    Magna Carta Island goes on sale

    Yours for a cool £4m
    Phone hacking scandal special report: The slide into crime at the 'News of the World'

    The hacker's tale: the slide into crime at the 'News of the World'

    Glenn Mulcaire was jailed for six months for intercepting phone messages. James Hanning tells his story in a new book. This is an extract
    We flinch, but there are degrees of paedophilia

    We flinch, but there are degrees of paedophilia

    Child abusers are not all the same, yet the idea of treating them differently in relation to the severity of their crimes has somehow become controversial
    The truth about conspiracy theories is that some require considering

    The truth about conspiracy theories is that some require considering

    For instance, did Isis kill the Israeli teenagers to trigger a war, asks Patrick Cockburn
    Alistair Carmichael: 'The UK as a whole is greater than the sum of its parts'

    Alistair Carmichael: 'The UK as a whole is greater than the sum of its parts'

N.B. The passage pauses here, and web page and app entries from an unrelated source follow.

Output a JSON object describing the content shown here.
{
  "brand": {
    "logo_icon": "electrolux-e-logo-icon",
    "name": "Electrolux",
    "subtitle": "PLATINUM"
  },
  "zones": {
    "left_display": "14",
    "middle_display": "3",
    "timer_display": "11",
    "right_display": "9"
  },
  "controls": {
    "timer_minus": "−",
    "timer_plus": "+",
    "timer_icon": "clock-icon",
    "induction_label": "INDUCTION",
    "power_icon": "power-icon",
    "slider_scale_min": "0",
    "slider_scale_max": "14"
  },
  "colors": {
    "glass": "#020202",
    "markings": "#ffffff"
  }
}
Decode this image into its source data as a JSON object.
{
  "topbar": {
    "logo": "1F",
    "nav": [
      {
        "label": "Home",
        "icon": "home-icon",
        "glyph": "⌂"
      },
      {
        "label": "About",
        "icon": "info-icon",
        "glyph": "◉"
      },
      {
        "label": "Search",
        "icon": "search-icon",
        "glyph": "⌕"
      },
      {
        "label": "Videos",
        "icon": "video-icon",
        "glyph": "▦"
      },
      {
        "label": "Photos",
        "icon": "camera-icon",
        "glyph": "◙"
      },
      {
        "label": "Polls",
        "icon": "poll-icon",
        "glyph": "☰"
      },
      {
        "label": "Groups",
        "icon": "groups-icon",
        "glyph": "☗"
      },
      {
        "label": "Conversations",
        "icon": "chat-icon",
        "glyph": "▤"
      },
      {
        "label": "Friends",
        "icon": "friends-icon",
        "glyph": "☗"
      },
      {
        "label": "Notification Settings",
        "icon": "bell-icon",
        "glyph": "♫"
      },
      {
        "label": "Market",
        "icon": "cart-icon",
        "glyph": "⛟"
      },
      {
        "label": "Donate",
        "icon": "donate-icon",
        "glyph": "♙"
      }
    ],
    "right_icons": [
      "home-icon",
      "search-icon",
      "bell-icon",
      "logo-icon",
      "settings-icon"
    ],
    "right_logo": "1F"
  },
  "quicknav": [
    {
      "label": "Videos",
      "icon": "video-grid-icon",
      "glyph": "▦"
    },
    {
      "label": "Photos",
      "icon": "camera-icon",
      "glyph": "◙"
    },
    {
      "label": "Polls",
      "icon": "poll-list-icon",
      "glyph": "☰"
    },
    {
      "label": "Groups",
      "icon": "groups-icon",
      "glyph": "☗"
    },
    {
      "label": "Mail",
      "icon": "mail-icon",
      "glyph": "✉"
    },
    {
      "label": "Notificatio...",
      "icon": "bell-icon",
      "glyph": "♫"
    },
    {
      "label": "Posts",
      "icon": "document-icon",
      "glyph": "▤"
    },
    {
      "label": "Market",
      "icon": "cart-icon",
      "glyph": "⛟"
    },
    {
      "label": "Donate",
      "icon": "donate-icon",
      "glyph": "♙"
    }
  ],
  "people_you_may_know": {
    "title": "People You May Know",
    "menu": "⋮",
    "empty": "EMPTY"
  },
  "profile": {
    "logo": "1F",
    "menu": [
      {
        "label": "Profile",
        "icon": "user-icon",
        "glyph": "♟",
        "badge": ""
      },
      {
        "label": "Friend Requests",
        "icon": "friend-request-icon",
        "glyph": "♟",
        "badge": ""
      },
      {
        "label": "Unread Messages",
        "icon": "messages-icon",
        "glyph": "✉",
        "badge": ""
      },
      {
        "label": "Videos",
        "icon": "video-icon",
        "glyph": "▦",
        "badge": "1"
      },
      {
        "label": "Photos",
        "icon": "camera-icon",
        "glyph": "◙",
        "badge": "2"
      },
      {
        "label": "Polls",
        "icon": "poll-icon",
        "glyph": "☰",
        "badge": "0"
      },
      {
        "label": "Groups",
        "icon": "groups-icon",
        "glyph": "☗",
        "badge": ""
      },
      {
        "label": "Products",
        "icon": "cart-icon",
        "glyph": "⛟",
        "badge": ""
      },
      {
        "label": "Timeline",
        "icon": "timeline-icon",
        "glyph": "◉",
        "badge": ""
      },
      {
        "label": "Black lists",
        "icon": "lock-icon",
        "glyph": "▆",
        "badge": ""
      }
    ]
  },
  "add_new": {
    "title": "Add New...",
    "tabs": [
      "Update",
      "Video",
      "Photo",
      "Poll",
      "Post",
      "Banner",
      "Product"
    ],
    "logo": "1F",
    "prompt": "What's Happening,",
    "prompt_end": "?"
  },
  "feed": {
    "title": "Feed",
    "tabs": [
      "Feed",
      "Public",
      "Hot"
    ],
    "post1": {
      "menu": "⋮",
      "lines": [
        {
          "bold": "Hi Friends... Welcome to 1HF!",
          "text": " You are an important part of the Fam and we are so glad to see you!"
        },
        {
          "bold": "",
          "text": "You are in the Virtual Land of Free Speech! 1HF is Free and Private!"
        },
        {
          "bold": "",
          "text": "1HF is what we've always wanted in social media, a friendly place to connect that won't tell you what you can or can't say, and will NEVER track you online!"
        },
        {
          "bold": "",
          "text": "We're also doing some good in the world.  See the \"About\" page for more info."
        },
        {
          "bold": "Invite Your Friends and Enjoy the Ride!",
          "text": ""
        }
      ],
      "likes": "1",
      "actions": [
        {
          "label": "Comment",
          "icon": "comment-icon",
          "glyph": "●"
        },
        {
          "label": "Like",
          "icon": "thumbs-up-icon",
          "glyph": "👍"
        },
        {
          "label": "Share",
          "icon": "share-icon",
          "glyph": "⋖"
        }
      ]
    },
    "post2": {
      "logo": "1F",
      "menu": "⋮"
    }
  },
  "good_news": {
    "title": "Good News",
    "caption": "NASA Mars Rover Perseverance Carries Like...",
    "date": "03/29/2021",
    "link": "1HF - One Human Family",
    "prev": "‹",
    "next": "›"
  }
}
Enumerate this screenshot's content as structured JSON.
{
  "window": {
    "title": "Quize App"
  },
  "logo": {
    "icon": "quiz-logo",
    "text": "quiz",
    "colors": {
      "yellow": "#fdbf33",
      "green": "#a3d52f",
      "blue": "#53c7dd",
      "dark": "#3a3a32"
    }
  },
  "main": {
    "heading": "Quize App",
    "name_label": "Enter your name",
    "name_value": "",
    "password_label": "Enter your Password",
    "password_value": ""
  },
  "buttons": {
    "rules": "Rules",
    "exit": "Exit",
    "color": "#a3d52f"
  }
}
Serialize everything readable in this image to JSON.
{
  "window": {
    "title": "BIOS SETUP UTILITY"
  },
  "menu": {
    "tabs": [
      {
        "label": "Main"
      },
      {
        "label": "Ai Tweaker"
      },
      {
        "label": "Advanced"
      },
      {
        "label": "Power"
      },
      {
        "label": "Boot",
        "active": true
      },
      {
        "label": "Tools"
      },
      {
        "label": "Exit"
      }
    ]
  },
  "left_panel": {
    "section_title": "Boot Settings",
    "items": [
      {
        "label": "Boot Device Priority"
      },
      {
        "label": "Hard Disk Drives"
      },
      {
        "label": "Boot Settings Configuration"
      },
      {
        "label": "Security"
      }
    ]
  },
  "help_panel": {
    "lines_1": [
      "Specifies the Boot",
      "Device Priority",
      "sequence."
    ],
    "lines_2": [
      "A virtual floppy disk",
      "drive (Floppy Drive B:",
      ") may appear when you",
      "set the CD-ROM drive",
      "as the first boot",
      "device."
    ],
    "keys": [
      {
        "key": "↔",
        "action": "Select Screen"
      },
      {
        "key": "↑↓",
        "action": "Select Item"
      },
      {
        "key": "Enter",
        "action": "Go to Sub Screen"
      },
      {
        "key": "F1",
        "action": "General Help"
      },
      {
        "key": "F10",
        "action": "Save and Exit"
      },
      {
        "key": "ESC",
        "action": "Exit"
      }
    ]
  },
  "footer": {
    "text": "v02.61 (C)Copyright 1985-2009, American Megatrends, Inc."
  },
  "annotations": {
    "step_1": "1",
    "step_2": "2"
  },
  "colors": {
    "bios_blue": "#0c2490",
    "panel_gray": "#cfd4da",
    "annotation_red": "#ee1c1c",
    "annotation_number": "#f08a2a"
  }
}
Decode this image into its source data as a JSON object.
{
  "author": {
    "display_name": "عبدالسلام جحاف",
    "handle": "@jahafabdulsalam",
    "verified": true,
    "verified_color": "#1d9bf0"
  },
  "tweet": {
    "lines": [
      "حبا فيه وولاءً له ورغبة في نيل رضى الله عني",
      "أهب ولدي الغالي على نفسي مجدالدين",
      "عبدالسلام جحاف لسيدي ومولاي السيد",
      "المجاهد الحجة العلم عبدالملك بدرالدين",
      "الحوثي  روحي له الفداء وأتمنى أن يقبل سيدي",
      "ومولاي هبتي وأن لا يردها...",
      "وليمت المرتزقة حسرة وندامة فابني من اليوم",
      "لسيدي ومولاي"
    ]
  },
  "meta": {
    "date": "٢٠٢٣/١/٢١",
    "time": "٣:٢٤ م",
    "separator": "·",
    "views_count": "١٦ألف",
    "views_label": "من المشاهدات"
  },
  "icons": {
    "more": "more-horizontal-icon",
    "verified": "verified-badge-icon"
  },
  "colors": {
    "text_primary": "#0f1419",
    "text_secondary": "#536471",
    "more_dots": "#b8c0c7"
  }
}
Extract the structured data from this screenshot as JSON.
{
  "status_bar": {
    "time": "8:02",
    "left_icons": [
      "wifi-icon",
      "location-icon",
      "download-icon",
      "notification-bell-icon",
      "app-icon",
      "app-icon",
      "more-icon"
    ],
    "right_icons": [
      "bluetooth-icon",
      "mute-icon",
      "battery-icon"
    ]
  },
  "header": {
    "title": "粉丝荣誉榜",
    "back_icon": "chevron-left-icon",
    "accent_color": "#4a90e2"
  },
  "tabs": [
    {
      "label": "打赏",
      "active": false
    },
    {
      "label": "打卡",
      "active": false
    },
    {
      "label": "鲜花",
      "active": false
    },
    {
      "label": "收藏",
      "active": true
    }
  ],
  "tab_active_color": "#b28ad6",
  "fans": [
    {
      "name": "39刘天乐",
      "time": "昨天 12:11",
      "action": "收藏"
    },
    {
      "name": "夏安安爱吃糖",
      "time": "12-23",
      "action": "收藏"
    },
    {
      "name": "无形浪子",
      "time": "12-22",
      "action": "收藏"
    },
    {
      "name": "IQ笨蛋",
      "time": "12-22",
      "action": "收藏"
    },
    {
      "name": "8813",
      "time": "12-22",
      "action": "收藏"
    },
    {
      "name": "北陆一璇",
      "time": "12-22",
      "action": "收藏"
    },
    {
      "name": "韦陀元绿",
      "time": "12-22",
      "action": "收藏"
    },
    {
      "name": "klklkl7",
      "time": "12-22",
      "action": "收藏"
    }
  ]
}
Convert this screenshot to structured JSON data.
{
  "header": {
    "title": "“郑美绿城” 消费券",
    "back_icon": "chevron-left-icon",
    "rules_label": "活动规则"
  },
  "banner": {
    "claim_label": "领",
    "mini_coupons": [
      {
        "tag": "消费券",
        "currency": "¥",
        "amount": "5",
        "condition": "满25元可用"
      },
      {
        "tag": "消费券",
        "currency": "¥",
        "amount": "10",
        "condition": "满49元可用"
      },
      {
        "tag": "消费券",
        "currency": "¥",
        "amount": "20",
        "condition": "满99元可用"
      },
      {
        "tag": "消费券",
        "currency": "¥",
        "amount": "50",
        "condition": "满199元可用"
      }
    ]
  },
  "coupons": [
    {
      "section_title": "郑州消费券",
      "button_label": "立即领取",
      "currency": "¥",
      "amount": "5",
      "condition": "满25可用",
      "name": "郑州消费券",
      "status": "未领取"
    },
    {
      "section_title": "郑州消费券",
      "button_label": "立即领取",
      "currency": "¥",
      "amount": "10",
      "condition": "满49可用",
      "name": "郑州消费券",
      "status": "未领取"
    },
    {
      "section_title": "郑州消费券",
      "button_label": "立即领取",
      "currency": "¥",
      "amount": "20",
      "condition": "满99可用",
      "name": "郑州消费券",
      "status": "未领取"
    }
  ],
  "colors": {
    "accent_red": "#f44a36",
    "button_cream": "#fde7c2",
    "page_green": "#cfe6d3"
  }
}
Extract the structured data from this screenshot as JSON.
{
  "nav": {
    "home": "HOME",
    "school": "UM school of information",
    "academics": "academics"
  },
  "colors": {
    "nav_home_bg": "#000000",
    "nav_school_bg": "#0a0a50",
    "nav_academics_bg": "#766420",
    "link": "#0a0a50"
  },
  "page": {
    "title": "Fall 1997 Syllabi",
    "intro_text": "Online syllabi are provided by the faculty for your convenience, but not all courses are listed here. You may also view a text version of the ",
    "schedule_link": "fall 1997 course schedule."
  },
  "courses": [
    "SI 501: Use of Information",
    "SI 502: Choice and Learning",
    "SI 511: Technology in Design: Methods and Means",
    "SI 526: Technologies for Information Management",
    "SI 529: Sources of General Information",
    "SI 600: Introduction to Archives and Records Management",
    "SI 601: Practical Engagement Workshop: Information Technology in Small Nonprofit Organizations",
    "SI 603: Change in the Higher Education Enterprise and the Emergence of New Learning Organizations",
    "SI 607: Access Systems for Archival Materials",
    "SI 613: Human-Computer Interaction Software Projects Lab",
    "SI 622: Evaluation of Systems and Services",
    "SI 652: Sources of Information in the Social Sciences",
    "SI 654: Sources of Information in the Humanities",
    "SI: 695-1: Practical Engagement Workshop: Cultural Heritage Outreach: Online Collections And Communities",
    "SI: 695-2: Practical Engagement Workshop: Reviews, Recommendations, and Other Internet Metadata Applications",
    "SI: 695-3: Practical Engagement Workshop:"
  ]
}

    Meet the man who doesn't want to go down in history as the country's last Scottish Secretary
    Legoland Windsor's master model-makers reveal the tricks of their trade (including how to stop the kids wrecking your Eiffel Tower)

    Meet the people who play with Lego for a living

    They are the master builders: Lego's crack team of model-makers, who have just glued down the last of 650,000 bricks as they recreate Paris in Windsor. Susie Mesure goes behind the scenes
    The 20 best days out for the summer holidays: From Spitfires to summer ferry sailings

    20 best days out for the summer holidays

    From summer ferry sailings in Tyne and Wear and adventure days at Bear Grylls Survival Academy to Spitfires at the Imperial War Museum Duxford and bog-snorkelling at the World Alternative Games...
    Open-air theatres: If all the world is a stage, then everyone gets in on the act

    All the wood’s a stage

    Open-air productions are the cue for better box-office receipts, new audiences, more interesting artistic challenges – and a picnic
    Rand Paul is a Republican with an eye on the world

    Rupert Cornwell: A Republican with an eye on the world

    Rand Paul is laying out his presidential stall by taking on his party's disastrous record on foreign policy
    Self-preservation society: Pickles are moving from the side of your plate to become the star dish

    Self-preservation society

    Pickles are moving from the side of your plate to become the star dish
    Generation gap opens a career sinkhole

    Britons live ever longer, but still society persists in glorifying youth

    We are living longer but considered 'past it' younger, the reshuffle suggests. There may be trouble ahead, says DJ Taylor